» Exercise directions: Tally the lines below containing "kind" and report only the total.

*-*-*

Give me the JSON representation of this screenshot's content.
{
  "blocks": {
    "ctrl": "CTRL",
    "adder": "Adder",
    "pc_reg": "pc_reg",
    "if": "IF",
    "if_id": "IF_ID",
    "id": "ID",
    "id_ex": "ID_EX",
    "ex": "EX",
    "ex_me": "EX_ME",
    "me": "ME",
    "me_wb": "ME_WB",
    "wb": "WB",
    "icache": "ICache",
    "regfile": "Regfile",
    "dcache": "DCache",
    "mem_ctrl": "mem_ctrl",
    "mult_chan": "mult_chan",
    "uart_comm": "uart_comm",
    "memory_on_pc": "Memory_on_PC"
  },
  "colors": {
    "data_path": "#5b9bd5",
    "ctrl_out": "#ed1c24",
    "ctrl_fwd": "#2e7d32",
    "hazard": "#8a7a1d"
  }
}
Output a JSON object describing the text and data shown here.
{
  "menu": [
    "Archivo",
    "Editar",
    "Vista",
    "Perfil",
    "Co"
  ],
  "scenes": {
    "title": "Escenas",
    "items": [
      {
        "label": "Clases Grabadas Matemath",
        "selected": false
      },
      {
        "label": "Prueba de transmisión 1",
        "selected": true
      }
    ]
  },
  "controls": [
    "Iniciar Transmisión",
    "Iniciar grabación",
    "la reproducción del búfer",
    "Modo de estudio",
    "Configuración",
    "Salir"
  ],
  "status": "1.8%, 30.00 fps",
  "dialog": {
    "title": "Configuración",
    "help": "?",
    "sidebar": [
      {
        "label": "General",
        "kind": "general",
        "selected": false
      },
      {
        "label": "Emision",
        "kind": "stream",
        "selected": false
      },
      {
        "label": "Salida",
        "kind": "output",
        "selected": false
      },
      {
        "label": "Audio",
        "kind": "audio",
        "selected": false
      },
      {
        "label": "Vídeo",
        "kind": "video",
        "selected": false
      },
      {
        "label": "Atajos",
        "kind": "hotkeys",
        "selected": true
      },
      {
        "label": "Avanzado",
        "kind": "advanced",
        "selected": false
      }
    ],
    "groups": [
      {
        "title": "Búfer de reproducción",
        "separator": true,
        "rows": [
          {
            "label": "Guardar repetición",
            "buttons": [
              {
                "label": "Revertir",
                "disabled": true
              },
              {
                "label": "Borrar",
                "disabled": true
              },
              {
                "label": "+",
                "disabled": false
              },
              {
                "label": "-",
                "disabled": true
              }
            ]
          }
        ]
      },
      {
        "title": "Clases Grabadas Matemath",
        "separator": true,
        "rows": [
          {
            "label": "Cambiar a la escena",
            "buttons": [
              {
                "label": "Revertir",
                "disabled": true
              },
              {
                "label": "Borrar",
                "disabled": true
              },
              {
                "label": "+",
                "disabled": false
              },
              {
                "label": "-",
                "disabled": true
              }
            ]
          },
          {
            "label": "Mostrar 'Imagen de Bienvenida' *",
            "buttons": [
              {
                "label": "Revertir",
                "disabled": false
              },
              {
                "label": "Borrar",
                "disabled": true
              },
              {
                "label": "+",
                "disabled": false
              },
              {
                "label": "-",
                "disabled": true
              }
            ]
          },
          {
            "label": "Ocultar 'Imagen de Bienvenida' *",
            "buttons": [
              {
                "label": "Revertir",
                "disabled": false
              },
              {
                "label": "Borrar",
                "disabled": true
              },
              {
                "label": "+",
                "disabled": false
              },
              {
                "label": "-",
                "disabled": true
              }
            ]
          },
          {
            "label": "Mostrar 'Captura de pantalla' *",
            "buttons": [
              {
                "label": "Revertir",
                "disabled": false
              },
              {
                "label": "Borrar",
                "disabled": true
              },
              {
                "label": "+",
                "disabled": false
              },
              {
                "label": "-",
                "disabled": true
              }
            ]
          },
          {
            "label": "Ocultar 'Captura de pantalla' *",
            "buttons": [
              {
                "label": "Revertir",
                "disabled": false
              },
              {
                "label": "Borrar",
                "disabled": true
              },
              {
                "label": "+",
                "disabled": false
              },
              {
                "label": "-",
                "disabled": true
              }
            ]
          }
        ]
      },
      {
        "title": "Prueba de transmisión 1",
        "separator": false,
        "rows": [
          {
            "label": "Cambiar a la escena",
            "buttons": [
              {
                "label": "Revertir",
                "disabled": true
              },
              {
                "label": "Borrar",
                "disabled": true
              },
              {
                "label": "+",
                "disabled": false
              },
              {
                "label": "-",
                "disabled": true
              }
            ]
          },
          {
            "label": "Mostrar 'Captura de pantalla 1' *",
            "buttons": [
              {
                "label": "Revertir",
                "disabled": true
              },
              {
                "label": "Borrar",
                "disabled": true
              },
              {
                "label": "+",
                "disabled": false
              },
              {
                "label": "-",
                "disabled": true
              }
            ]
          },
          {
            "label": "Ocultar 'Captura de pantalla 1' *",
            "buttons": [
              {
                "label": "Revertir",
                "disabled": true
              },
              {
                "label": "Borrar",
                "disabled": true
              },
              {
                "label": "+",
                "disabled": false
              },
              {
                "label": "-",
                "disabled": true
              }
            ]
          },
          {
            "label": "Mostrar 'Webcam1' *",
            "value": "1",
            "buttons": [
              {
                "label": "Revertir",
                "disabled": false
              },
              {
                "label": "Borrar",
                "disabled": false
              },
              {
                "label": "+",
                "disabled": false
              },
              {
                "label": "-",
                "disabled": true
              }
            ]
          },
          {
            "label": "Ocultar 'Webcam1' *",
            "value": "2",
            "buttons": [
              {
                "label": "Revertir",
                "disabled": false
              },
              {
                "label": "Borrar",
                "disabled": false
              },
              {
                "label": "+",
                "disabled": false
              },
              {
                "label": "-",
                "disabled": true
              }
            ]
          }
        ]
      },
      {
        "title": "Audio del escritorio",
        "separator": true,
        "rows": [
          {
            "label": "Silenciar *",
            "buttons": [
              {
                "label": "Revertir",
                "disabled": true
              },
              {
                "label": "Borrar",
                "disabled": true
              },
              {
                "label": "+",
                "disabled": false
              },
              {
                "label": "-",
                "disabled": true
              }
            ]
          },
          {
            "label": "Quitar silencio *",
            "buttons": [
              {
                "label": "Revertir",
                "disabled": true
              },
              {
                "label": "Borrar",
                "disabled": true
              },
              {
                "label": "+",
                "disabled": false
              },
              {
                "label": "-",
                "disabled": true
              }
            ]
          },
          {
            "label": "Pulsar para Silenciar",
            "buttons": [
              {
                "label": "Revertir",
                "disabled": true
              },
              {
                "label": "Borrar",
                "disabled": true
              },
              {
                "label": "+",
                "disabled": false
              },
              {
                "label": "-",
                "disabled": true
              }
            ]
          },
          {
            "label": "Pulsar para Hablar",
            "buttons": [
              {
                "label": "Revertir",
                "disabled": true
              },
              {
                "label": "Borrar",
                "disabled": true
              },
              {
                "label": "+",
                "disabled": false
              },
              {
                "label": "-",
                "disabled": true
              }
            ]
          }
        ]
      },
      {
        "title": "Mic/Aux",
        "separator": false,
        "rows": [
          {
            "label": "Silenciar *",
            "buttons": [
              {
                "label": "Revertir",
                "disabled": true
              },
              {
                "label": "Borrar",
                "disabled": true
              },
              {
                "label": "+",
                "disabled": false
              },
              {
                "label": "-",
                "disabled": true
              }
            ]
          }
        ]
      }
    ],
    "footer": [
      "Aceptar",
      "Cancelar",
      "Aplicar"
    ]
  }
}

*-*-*

» Answer space: 7